Someone did get hurt. Tonie Pereira smacked into Zvosec as he rode up behind her and the two were thrown from their bikes.
Between May and early September this year, there have been more than 500,000 trips on e-scooters, according to Josh Johnson, advanced mobility manager for the Minneapolis Public Works Department. During that time period, the city has received 228 complaints that identify people either improperly parking or riding either Lime, Lyft or Spin e-scooters.
Johnson said the complaints are forwarded to the companies.
The scooters were first rolled out late in 2018, but this is the first full year of the city’s experiment with motorized scooters as a non-car transportation option.
A city survey of riders who used scooters last year found that more than 40 percent chose the e-scooter for a trip instead of a car.
“In this time of climate crisis, being able to take action to reduce greenhouse gas emissions by having scooters available is certainly something that aligns with our goals,” said Johnson. “But at the same time, we are conscious of the concerns about safety.”

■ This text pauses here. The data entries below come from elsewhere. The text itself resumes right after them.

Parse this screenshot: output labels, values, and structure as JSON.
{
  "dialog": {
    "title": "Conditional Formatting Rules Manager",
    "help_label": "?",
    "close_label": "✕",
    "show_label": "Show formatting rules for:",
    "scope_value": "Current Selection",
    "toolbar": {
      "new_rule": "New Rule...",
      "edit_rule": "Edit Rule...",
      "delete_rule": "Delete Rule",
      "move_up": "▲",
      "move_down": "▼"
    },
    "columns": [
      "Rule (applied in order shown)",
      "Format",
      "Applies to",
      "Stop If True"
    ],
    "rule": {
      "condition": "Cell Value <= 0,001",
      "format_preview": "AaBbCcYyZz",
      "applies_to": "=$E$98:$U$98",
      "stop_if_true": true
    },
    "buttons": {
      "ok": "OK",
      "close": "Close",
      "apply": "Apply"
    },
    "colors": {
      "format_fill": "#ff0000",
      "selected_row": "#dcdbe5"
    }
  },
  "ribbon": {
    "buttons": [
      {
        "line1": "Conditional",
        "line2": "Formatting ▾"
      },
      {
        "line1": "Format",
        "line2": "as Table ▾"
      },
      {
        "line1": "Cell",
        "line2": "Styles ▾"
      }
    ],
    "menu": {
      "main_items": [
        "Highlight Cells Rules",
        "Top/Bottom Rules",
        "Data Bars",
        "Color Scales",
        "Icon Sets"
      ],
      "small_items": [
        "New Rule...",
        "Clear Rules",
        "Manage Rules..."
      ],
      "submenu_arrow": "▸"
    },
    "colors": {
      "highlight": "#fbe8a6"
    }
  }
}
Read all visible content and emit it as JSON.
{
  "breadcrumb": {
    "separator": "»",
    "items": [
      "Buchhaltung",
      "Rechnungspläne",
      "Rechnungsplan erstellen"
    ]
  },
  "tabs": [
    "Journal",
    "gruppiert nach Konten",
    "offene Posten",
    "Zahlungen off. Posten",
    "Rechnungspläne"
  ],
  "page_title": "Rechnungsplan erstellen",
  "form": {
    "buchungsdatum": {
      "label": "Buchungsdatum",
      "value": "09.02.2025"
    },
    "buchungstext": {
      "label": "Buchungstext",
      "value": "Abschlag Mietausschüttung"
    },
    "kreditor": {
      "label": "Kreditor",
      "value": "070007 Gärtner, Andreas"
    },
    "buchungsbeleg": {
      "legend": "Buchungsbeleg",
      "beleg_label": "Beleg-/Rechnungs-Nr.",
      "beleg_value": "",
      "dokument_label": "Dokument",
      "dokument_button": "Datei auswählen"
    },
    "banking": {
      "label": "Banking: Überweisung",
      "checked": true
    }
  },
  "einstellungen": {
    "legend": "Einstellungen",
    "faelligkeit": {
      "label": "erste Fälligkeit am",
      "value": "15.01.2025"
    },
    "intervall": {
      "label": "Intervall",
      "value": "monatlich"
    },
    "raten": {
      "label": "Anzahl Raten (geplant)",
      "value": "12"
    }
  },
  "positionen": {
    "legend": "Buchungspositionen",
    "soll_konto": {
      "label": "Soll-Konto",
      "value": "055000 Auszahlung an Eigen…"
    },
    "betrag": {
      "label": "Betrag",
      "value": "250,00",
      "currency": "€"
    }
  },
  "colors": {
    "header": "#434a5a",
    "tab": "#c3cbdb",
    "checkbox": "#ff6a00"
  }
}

The only way to safely ride an e-scooter, said Hennepin Healthcare emergency room Dr. Stephen Smith, is with a helmet.
But better yet, he said, just don’t ride them.
“I just tell people, ‘they’re dangerous devices,’” he said, pointing out that the other doctors and residents he works with share his opinion. “That would be a total of about 100 doctors in our emergency department. We all think they’re dangerous devices.”
Quick facts about e-scooters: By the numbers
There are three companies are in Minneapolis: Lime, Lyft and Spin; Two of them — Lime and Spin — operate in St. Paul.
Lime also has a small fleet of about 50 scooters in Edina and more than 100 in Rochester.
Minneapolis has authorized up to 2,500 scooters; To find out where scooters are in Minneapolis, check out this map.
St. Paul initially authorized 1,000 and has granted a request by Lime to add 500 more.
Scooters can travel at 15 mph, some are capable of going a little quicker.
Range varies between 14 and 30 miles, depending on the type of scooter.
Minneapolis has fielded at least 228 complaints which can be based on improper use or parking of scooters.
Minnesota state law prohibits motorized scooters on sidewalks — “except when necessary to enter or leave adjacent property.” They are allowed in streets, in bike lanes and bike paths, but only one rider is allowed at a time.
Riders under 18 are required to wear a helmet. No person under age 12 can legally ride a motorized scooter.
According to Minnesota State Court Information office, there have been two citations written this year — through Sept. 5 — for violations of the law.
A CDC study of dockless, electric scooter accidents in Austin, Texas, found that nearly half of survey subjects suffered serious injuries, such as a broken leg.
A UCLA study published in JAMA found that 40 percent of patients suffered head injuries.